Work order: For the string "title", work out how many lines of the data contain it and give that number with nothing added.

==== Records provided

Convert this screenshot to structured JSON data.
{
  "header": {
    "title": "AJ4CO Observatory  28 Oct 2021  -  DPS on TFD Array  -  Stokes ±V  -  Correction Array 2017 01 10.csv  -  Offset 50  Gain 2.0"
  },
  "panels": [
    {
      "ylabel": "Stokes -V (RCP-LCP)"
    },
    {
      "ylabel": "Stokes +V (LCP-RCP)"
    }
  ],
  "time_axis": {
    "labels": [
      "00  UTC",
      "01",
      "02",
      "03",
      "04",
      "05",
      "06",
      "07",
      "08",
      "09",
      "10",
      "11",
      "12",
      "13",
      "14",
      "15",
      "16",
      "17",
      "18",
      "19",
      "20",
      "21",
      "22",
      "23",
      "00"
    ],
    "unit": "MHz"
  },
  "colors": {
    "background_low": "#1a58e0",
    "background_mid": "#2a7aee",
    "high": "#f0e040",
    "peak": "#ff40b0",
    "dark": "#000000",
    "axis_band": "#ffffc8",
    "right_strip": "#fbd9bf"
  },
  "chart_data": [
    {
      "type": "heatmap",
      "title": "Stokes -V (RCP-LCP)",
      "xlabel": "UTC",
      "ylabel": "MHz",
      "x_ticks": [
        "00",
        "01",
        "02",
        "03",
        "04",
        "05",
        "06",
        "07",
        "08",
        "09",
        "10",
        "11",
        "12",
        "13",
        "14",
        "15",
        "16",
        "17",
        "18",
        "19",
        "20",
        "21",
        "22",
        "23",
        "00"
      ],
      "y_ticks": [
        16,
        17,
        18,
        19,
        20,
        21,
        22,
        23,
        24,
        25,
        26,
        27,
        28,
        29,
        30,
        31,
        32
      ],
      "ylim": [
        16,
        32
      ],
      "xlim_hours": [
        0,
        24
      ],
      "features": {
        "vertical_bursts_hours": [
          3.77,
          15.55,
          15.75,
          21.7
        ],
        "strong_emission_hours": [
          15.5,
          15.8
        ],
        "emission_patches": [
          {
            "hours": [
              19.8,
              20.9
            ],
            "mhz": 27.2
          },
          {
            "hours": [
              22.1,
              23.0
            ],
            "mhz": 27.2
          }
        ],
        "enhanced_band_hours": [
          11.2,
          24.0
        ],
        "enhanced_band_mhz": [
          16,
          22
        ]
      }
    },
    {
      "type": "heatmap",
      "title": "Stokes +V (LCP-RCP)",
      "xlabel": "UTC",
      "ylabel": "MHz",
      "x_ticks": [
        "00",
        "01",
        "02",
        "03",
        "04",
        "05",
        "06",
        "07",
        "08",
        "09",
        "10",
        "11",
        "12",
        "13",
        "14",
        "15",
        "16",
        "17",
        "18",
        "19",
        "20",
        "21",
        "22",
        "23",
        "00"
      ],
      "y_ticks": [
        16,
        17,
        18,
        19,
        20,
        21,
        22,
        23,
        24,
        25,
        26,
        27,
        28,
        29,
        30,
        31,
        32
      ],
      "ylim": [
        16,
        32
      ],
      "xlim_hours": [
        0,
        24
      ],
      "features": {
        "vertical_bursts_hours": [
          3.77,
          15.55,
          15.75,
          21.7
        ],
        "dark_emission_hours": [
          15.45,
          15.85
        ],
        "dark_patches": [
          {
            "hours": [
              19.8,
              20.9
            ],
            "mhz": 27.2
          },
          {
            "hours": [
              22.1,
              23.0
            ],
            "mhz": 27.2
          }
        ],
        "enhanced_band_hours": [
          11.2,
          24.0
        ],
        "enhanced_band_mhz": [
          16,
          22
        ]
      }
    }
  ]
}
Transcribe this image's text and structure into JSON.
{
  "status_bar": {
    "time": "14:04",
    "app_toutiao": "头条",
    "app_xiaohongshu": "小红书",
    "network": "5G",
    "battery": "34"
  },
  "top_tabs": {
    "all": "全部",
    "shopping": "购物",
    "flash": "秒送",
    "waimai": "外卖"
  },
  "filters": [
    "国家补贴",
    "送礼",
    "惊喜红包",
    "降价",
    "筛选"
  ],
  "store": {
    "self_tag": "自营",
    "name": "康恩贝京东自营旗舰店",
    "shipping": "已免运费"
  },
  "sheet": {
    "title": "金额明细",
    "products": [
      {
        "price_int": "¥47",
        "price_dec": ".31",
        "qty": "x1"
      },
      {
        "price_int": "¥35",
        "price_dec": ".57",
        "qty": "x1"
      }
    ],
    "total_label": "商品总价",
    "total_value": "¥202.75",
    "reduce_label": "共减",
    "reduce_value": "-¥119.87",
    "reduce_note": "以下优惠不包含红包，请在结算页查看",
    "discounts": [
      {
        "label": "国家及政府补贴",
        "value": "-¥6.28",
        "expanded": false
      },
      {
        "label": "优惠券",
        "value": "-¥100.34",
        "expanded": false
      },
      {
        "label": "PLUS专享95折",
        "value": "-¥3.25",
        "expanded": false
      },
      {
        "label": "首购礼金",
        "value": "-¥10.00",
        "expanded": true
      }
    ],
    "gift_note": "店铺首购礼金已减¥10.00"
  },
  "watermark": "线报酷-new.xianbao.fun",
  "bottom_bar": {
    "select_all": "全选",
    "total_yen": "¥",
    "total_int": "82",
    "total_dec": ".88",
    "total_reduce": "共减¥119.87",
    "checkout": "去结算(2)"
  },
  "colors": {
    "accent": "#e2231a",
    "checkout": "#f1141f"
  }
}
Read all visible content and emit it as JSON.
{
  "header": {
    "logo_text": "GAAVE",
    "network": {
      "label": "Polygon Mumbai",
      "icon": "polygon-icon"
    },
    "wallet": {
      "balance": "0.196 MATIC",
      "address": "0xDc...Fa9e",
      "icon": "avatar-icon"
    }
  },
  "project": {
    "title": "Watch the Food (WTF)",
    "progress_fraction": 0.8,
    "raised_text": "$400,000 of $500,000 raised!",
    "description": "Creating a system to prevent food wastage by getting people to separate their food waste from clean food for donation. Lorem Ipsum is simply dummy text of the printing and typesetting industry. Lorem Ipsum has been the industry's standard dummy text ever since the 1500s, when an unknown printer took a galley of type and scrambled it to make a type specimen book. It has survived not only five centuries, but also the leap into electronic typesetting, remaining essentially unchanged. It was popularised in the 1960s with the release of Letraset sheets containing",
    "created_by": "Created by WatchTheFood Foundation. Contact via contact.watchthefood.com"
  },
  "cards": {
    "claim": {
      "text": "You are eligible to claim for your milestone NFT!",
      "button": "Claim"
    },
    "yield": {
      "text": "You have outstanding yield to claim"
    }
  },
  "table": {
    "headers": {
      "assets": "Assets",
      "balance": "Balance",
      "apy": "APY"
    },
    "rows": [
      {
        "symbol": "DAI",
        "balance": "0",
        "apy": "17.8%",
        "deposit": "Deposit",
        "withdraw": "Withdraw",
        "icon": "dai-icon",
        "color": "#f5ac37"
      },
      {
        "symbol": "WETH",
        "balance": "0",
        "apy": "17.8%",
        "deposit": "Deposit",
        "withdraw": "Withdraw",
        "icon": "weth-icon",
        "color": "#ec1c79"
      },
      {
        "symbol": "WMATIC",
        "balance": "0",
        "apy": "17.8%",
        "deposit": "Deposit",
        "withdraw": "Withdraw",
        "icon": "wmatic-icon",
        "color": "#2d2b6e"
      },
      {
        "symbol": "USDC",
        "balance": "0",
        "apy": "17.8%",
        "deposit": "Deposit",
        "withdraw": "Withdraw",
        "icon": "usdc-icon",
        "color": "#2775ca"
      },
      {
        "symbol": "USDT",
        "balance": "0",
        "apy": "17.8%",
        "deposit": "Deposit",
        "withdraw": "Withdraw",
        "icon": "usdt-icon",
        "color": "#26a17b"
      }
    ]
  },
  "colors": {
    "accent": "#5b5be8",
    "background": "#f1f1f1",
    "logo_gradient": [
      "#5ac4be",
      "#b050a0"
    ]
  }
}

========

Your solution: 5